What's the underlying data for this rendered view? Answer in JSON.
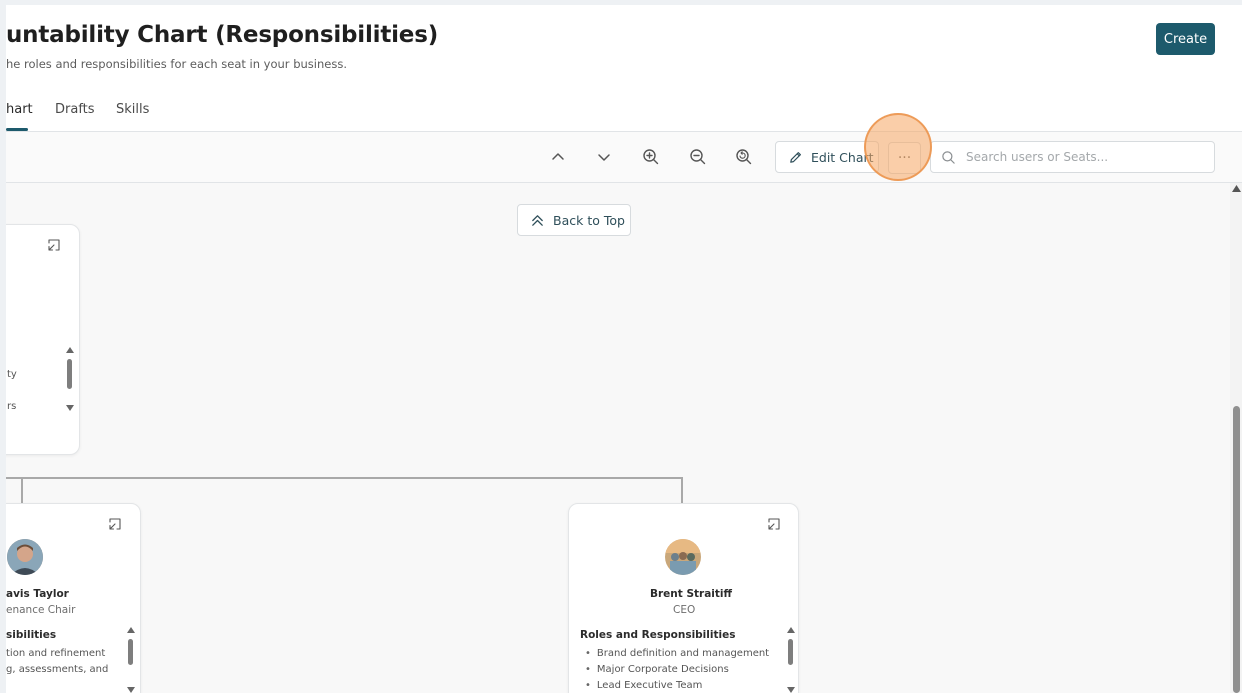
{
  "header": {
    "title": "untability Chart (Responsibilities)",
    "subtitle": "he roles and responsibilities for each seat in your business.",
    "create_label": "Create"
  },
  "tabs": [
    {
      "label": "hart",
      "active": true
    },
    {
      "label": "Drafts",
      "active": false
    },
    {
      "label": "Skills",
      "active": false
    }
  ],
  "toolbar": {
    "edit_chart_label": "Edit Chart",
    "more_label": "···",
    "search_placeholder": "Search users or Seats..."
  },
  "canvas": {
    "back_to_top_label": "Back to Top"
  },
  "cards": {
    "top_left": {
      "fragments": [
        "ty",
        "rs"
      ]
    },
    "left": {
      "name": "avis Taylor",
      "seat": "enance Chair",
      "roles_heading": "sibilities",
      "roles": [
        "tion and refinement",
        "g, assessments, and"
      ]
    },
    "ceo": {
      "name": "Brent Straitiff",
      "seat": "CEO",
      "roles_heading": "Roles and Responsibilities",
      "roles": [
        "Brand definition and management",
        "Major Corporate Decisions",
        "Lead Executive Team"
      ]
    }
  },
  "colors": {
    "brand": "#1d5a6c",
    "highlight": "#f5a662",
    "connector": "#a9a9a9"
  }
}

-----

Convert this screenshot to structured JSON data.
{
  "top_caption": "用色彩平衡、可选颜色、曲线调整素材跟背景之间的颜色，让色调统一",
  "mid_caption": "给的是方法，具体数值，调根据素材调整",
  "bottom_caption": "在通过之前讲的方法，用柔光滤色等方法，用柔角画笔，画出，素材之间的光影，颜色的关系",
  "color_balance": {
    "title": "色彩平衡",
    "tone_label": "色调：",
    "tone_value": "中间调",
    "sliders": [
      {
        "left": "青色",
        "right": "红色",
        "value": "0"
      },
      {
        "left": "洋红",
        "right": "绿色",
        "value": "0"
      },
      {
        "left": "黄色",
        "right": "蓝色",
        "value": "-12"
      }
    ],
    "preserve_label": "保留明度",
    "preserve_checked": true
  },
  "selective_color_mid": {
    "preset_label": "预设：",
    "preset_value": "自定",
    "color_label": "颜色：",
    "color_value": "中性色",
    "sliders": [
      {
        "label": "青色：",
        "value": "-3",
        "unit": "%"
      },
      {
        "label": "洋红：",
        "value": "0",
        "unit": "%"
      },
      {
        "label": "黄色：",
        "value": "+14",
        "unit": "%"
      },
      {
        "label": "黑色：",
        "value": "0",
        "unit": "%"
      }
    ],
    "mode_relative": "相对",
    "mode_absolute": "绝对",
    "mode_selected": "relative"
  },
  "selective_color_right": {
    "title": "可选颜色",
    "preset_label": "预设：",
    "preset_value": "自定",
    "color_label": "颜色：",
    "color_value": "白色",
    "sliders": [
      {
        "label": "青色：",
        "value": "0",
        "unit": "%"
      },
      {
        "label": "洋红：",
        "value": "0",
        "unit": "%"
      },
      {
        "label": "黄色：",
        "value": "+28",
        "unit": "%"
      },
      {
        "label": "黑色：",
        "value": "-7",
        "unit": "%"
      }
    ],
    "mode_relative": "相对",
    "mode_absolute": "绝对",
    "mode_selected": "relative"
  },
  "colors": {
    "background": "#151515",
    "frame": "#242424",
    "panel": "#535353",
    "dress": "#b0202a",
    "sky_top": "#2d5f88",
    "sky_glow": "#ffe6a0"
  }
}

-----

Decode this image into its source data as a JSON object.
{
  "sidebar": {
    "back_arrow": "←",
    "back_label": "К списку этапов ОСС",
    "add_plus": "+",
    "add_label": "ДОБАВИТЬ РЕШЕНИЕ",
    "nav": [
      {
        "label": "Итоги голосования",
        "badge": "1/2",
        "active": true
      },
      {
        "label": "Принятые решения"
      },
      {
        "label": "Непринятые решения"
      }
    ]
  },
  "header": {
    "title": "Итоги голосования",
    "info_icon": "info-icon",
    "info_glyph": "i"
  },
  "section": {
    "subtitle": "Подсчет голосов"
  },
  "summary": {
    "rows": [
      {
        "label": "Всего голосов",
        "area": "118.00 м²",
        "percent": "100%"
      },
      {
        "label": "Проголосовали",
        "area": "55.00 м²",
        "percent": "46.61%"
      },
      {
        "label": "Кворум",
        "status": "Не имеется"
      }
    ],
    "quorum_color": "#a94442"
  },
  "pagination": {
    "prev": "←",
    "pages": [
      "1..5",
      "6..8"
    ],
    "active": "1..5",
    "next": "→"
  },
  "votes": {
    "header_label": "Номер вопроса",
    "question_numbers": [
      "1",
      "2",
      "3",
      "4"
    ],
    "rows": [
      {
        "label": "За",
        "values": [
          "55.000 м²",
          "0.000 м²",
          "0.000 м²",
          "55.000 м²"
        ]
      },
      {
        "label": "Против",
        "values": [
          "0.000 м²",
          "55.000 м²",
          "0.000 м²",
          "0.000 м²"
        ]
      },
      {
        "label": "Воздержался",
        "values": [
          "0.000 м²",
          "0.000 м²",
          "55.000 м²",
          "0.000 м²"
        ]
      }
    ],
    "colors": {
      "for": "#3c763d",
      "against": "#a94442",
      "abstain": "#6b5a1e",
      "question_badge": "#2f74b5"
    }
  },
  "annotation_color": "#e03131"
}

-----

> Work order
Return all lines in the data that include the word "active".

> Answer section
      "active": true
      "active": false
      "active": false
        "active": true
    "active": "1..5",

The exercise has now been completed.